The expression movers and shakers was coined by Arthur O’Shaughnessy in his 1874 poem, Ode, hailing the work of musicians and poets: “Yet we are the movers and shakers / Of the world for ever, it seems.”

This poem was adapted into a choral presentation in 1912. However, the expression movers and shakers didn’t become popular until the 1960s in the United States to describe influential or powerful people.

How Has the Idiom Evolved?

In its original context, it referred to individuals who had the power to change the world, especially artists and thinkers. Over time, the term started to be used more broadly to refer to powerful people who initiate change or influence events in any area, such as politics, business, entertainment, etc.

This shift reflects social changes and the increasing importance placed on roles other than those traditionally considered as power positions in society. Today, movers and shakers can refer to influential individuals in any sector or environment, showing the adaptability and evolution of idiomatic expressions in line with cultural and societal shifts.

What Are the Related Terms to this Idiom?

When we know the synonyms and opposites of certain words and phrases, we can create a bigger picture for ourselves and really nail our usage of idioms like this one.

Deciphering The Movers And Shakers Idiom A Full Guide 2 1

What Are Some Synonyms?

  • Power brokers
  • Influencers
  • Trailblazers
  • Trendsetters
  • Power players
  • Game changers
  • Key players
  • Pioneers
  • Titans
  • Heavy hitters

What Are Related Terms and Phrases?

  • Agents of change
  • Innovators
  • Influence
  • Power
  • Leadership
  • Change
  • Progress
  • Decision-making

What Are Some Antonyms?

  • Gainers and losers
  • Small fry
  • Nonentities
  • Nobodies
  • Unimportant persons
  • Underdogs
  • Followers
  • Passive players
  • Benchwarmers
  • Wallflowers
  • Rank and file
Movers and Shakers: Test Your Knowledge!

Movers and Shakers: Test Your Knowledge!

Choose the correct answer.

What is an antonym for “movers and shakers”?
Where did the term “movers and shakers” come from?
What does the idiom “movers and shakers” mean?
Start Over

Keep Moving and Shaking

The idiom movers and shakers encapsulates the dynamic nature of language, symbolizing influential individuals who shape the world. Deeply rooted in English, idioms like this bridge communication gaps while preserving a rich history.

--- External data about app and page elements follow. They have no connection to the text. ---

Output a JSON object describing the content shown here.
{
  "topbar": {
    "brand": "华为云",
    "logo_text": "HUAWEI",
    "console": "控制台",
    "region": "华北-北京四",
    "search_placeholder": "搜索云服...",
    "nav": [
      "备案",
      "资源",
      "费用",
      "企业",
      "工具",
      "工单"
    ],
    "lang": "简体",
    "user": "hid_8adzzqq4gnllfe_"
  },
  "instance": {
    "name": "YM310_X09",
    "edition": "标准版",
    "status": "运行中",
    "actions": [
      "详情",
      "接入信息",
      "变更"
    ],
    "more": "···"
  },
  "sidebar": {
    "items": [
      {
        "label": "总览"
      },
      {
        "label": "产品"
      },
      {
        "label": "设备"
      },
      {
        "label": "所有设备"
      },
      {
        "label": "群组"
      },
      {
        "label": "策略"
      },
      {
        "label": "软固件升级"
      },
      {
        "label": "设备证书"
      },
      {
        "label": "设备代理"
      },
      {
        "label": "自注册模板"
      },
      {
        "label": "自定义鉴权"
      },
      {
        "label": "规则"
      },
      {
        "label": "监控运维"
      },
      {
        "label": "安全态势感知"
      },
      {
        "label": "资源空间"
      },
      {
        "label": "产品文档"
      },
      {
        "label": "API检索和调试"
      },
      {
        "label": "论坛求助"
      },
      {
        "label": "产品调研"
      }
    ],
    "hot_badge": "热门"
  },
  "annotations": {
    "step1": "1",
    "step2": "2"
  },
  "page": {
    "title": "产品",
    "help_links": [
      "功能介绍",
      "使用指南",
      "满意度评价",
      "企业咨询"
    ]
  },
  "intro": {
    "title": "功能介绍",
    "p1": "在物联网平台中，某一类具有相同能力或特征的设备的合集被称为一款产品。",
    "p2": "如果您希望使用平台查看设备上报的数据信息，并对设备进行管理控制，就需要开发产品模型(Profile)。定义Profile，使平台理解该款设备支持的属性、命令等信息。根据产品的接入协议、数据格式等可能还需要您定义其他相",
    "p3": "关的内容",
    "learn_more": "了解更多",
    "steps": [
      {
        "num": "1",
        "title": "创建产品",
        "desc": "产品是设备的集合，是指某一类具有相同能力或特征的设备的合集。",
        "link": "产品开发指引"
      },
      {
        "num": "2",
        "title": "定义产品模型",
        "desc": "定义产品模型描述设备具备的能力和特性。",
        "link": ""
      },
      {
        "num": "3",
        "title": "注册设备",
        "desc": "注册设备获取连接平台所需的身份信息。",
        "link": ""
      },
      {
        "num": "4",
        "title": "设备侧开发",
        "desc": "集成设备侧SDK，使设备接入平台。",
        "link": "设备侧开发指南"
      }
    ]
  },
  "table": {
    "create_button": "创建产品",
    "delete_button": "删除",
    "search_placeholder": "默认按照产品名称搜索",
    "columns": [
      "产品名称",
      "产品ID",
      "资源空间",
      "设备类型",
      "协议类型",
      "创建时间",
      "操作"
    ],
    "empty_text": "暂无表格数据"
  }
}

Having explored its meaning, origin, usage, and synonyms, you are now well-equipped to employ this phrase effectively. Your journey into the vibrant world of English idioms continues, enriching your expressive capabilities. Be sure to check out hundreds more idiom guides like this one on our site.